A field in Blue Hill, ME, shows some fall colors of the finest kind.
All around the mid-coast we're seeing signs advertising cheap lobster and reminding us that it's time to help the fishermen, who are struggling. Demand for lobster has dropped severely due to the economy. Lobster prices have plummeted in recent weeks, while fuel and bait costs remain high. Some lobster processors have stopped buying lobster and much of the fleet has pulled their traps and stopped fishing.
We're doing our part with a full New England Clam Bake tonight: Steamers, Lobster, Baked Potatoes, Baked Beans, Blueberry Pie. Hey, it's the least we can do.
The Red Sox came back from a 7-0 deficit in the seventh inning to beat the Tampa Bay Devil Rays (yes, I know they're now officially just "the Rays" now, but they've been totally Devilish to the Sox this post-season). With only seven outs between them and elimination, they came back and won 7-8 on a JD Drew 9th inning single.

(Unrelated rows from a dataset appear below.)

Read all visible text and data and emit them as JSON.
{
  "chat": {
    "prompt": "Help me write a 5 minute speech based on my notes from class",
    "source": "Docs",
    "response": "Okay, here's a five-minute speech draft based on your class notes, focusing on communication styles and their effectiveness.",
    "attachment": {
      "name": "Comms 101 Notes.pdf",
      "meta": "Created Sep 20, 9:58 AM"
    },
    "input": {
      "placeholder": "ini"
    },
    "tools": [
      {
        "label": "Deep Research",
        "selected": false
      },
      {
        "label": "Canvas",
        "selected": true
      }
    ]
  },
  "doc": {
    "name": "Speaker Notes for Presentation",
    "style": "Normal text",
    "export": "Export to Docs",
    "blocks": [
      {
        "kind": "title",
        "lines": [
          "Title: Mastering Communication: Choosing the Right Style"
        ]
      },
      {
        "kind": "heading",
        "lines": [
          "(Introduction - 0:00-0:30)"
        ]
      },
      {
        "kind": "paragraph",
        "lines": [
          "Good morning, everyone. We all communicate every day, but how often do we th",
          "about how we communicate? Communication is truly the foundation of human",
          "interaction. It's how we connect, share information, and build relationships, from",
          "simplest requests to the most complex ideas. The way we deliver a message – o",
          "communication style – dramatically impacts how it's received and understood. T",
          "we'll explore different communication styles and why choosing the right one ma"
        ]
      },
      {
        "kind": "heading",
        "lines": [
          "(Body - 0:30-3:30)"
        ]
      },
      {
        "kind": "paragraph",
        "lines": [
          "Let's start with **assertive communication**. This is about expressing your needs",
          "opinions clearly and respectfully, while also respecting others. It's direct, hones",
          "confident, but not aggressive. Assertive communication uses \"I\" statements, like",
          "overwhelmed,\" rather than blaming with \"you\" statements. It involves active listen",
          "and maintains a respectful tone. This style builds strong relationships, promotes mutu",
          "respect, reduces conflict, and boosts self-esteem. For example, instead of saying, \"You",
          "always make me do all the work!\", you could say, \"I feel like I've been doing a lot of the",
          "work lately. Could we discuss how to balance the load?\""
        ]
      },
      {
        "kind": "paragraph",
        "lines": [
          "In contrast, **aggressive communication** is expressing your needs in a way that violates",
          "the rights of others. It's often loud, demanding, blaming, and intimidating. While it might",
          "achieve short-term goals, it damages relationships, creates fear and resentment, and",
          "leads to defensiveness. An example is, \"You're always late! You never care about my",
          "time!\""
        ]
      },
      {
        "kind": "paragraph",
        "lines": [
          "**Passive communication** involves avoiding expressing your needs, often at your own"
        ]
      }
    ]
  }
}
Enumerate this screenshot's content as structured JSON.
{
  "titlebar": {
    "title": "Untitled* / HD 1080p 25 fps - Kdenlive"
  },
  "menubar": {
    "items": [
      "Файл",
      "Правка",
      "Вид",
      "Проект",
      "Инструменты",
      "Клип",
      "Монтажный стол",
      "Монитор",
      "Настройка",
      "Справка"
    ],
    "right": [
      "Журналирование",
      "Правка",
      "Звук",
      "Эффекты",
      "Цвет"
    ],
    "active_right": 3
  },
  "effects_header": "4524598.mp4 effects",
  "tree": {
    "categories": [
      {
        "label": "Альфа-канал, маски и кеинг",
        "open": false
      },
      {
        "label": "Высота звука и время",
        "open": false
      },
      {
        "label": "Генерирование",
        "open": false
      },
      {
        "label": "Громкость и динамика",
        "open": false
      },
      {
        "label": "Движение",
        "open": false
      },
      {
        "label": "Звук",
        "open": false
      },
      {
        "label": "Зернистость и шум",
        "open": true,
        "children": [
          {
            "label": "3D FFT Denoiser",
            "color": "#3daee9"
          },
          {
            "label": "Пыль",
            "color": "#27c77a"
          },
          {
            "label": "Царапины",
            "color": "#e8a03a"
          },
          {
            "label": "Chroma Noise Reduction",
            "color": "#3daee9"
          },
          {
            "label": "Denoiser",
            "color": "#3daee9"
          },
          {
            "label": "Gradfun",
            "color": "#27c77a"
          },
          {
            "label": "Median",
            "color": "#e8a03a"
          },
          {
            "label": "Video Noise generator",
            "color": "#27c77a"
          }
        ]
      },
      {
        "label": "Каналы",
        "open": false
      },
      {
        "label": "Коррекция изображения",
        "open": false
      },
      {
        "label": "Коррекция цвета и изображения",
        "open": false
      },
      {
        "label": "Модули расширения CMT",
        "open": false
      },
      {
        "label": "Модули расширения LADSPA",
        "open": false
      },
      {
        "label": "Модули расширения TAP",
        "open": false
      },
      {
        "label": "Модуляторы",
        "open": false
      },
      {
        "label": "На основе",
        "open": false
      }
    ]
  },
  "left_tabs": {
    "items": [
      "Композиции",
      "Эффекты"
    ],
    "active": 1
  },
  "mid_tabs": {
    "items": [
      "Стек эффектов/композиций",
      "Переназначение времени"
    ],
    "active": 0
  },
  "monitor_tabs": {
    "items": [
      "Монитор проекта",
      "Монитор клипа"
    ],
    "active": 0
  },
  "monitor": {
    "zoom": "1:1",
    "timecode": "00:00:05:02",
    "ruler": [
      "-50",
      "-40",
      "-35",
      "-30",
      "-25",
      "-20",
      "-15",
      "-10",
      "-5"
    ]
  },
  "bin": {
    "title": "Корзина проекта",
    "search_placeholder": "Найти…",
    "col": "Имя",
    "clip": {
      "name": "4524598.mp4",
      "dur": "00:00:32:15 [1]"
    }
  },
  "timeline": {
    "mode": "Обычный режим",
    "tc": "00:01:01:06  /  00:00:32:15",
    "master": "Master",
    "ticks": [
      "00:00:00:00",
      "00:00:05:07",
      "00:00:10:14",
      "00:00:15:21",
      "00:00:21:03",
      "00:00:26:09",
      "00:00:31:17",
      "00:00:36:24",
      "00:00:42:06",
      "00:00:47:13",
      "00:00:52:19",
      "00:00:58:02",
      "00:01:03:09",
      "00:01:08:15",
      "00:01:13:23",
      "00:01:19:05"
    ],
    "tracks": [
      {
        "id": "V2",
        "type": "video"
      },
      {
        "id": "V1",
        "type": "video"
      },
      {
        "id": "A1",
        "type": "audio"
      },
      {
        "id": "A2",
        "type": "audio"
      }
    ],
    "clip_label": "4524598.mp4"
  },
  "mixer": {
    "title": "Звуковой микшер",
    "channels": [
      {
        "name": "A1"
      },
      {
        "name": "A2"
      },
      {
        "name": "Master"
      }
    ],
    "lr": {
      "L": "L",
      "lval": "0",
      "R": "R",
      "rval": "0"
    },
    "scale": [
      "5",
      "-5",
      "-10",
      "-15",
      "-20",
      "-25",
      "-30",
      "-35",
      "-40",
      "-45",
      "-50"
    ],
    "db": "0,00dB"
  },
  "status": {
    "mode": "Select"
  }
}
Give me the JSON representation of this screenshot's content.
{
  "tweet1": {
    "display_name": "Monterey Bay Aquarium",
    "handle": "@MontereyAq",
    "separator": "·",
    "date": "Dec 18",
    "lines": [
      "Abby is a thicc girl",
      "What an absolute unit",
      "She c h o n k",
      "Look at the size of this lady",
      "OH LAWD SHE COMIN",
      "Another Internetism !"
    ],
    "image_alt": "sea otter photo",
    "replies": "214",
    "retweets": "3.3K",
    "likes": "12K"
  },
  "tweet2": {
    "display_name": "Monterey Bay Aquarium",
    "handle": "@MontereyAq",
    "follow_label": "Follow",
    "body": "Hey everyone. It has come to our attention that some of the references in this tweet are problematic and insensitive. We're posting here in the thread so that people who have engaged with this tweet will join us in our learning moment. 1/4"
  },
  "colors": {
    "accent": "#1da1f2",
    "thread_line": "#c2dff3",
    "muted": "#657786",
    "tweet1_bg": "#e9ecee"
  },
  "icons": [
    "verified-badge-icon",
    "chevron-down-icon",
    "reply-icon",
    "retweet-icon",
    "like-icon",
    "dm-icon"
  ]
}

Of course, being the superstitious freak that I am, I saw none of it. When Dice-K gave up runs 5 & 6, I changed the channel, watched The Office, SNL and then Rachel Maddow. I didn't check the Sox score until 2:30 am. Others stood in a specific place in the family room, still others clutched bags of Fenway Dirt. Whatever it takes, Red Sox Nation. Whatever it takes.
UPDATE: I'm not the only one who went to bed--but I didn't give up. I went to bed to change the Karma, so I'll quibble with this Boston.com poll